* **TASK**
In the data below, which lines contain "brand"? List them by copying each one.

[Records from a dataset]
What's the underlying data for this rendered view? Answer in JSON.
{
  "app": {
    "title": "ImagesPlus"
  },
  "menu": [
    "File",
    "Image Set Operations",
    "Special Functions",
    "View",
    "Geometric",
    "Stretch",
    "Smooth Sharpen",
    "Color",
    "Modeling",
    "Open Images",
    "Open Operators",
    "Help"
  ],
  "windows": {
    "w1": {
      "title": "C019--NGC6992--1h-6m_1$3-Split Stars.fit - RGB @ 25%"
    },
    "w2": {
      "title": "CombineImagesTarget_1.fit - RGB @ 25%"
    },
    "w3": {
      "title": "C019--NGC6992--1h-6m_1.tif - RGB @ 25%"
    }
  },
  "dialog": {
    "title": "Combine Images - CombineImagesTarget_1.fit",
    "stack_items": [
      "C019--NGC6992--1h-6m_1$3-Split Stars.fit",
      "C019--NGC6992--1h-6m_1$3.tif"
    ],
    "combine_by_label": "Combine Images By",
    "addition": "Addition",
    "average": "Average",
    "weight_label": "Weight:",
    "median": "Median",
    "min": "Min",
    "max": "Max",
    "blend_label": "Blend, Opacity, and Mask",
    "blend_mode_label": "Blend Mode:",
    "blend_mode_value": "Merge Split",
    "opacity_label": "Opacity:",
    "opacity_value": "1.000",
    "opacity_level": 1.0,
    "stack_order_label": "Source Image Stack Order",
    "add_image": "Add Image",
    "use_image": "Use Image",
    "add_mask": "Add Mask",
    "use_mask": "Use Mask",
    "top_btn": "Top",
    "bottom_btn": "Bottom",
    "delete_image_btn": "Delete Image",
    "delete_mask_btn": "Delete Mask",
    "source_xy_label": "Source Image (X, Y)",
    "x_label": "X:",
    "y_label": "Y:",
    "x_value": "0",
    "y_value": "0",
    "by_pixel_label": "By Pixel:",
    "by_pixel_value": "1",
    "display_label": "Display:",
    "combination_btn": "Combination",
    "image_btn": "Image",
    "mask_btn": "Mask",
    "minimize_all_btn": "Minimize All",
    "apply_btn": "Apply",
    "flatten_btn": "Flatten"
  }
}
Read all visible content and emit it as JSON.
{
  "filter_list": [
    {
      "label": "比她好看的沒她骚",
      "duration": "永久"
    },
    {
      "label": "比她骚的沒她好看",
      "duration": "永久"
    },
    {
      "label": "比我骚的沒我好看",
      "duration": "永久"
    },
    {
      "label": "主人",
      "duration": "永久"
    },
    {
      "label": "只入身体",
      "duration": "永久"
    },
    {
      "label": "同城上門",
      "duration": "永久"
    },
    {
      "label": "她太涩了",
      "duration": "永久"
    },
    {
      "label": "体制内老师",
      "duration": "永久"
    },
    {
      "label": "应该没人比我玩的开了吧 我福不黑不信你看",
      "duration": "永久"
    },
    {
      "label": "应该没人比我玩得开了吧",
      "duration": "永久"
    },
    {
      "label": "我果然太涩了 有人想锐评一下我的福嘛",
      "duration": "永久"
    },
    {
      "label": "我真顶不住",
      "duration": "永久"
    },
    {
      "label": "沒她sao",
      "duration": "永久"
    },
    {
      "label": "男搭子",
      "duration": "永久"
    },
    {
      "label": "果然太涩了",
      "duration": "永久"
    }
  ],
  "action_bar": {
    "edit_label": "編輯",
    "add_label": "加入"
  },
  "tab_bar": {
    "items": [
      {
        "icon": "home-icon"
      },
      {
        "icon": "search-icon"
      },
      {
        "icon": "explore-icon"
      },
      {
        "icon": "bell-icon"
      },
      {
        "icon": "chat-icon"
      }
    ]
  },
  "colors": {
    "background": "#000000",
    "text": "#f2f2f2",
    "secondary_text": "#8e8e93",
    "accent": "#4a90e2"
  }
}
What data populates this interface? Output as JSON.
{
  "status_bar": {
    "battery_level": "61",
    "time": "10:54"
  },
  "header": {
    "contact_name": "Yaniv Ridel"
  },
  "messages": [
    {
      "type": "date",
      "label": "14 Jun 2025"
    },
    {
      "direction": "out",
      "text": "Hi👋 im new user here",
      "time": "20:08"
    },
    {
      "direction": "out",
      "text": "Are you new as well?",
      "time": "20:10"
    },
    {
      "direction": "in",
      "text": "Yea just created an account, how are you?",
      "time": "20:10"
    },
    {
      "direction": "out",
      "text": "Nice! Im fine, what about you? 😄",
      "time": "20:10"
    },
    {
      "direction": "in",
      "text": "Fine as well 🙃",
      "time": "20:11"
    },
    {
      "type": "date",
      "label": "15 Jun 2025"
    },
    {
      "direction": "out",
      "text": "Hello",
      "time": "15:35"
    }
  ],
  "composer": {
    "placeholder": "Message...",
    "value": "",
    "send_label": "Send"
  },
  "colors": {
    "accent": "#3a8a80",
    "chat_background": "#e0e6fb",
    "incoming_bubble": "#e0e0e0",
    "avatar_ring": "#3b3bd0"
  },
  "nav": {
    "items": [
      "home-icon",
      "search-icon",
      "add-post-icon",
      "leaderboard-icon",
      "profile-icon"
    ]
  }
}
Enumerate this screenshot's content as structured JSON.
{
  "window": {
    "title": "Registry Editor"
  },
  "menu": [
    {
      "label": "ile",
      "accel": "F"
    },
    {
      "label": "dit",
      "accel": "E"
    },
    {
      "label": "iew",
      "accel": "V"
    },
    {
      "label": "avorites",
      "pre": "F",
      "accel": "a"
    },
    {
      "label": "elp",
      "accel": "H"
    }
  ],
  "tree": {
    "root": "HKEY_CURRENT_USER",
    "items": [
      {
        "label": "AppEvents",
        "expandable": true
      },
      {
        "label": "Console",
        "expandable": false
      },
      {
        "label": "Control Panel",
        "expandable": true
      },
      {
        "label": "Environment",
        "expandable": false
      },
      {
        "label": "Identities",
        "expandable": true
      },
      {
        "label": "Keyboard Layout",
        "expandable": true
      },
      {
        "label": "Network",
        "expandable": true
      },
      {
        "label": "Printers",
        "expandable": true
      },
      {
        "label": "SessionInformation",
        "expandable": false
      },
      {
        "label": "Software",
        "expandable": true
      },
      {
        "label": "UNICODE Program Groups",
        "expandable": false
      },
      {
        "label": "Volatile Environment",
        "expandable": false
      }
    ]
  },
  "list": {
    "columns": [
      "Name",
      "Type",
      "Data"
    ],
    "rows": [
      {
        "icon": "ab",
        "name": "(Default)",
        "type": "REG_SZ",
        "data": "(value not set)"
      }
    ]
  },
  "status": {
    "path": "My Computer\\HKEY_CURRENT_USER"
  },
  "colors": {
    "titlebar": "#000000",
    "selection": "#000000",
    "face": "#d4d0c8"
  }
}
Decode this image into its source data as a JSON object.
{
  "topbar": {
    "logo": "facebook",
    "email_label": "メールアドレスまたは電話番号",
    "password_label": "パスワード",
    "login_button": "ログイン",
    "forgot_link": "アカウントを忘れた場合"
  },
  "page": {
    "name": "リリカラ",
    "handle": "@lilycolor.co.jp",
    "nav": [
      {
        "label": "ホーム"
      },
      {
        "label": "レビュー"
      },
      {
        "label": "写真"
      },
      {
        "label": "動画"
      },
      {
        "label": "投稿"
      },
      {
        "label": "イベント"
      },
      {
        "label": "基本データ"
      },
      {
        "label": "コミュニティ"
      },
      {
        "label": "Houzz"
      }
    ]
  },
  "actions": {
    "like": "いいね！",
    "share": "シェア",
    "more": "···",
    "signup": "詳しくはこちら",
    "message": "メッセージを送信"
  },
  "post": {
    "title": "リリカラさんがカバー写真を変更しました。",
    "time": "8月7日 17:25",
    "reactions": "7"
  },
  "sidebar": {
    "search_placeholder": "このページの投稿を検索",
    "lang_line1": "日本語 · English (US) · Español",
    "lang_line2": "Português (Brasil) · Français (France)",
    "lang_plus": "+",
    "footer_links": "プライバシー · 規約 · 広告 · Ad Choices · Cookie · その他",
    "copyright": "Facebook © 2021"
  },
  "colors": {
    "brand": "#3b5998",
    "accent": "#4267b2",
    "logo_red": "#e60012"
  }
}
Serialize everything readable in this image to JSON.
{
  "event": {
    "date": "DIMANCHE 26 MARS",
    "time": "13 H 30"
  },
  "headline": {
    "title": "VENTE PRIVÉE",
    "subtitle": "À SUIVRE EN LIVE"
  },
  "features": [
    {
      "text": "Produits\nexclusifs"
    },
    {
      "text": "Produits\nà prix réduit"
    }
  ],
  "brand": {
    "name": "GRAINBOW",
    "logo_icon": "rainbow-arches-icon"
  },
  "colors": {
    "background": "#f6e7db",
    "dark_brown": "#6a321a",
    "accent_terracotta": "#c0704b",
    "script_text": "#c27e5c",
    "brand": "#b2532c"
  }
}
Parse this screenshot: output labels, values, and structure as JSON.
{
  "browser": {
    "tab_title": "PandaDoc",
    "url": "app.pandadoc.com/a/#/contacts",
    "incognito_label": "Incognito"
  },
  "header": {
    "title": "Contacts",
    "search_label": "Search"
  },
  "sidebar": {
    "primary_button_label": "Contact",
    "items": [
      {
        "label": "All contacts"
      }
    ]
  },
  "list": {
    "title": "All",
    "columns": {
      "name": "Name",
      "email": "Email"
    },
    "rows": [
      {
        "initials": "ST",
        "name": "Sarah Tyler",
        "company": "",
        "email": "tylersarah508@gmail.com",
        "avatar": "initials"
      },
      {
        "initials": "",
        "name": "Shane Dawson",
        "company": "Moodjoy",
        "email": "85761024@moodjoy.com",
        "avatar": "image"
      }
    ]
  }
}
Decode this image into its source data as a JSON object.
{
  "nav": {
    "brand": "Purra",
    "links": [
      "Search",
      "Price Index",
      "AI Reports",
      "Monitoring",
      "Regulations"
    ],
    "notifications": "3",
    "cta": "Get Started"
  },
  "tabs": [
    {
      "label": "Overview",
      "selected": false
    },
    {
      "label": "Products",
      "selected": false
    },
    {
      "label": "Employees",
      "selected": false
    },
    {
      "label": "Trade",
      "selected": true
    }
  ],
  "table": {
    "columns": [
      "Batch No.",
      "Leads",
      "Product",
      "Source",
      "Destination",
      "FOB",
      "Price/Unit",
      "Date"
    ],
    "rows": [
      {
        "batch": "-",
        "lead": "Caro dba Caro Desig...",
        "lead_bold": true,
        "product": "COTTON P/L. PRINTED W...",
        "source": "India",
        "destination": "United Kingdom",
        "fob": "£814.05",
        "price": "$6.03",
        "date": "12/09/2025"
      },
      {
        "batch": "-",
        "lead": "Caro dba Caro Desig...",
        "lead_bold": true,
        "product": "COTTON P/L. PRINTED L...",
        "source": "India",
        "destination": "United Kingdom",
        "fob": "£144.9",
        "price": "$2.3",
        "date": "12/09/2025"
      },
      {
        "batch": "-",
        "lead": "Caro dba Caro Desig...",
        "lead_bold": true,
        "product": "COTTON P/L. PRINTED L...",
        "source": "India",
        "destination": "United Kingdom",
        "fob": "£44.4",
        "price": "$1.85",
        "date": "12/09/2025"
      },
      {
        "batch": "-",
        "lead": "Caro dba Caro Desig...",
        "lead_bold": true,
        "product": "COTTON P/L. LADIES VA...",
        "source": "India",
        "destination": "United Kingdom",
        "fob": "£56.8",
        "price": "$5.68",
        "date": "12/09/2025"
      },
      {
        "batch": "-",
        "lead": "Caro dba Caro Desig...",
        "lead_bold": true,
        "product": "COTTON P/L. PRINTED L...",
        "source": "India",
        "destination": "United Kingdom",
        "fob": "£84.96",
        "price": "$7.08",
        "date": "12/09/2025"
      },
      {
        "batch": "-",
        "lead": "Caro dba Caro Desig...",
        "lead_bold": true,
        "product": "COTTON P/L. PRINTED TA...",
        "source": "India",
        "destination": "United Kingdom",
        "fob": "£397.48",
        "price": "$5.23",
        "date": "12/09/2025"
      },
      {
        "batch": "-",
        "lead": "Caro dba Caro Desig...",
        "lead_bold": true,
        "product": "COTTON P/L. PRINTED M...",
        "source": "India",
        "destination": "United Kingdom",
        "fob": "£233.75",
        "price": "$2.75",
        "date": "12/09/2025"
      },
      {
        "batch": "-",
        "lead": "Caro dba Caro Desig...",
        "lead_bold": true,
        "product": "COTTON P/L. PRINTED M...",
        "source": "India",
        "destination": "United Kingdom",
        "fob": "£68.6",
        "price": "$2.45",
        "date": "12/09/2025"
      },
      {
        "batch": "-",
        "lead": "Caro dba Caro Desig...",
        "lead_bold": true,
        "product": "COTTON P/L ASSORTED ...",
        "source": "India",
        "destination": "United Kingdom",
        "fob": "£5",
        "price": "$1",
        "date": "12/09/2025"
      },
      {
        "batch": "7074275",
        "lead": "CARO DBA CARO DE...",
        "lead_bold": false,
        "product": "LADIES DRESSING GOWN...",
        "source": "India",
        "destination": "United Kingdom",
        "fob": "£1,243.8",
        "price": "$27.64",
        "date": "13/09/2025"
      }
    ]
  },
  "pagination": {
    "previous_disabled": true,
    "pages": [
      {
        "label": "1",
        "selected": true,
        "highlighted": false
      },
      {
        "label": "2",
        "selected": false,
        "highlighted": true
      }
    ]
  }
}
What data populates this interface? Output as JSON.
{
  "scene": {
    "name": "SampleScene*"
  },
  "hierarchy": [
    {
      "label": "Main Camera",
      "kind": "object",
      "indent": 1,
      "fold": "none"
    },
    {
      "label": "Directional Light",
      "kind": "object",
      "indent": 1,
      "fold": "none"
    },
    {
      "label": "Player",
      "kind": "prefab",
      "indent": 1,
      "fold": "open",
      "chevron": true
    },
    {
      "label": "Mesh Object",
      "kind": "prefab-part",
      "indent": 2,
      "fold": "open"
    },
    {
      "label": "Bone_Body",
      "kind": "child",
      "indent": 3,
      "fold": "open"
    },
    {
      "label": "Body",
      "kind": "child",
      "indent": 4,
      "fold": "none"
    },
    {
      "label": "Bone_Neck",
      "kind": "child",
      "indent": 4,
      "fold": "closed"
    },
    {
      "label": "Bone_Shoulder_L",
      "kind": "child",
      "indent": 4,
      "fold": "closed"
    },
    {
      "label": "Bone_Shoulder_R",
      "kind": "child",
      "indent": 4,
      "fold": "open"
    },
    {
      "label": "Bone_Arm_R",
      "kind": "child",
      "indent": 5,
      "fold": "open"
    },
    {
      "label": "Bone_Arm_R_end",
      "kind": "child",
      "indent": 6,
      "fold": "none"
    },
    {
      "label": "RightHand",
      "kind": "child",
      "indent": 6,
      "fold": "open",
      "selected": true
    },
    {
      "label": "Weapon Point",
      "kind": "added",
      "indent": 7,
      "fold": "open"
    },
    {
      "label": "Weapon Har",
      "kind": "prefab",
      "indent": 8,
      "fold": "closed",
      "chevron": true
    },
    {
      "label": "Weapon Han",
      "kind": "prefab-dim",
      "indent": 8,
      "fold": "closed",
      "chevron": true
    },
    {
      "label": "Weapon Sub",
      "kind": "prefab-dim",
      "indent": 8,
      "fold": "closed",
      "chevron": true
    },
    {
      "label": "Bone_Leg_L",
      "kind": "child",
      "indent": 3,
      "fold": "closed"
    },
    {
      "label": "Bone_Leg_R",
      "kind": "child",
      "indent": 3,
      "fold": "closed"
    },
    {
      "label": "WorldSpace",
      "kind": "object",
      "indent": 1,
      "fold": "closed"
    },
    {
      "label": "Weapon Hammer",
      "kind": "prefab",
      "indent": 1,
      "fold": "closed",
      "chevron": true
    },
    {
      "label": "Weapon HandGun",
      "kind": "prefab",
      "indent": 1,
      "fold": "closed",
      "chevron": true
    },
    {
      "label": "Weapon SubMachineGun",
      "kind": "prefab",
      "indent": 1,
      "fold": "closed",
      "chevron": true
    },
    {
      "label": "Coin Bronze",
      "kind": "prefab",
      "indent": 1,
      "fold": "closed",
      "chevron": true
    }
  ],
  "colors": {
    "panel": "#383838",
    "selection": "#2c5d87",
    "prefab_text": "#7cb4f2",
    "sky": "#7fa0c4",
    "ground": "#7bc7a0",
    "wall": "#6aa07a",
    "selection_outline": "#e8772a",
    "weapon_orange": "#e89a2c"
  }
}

* **EXPECTED ANSWER**
    "brand": "#3b5998",
  "brand": {
    "brand": "#b2532c"
    "brand": "Purra",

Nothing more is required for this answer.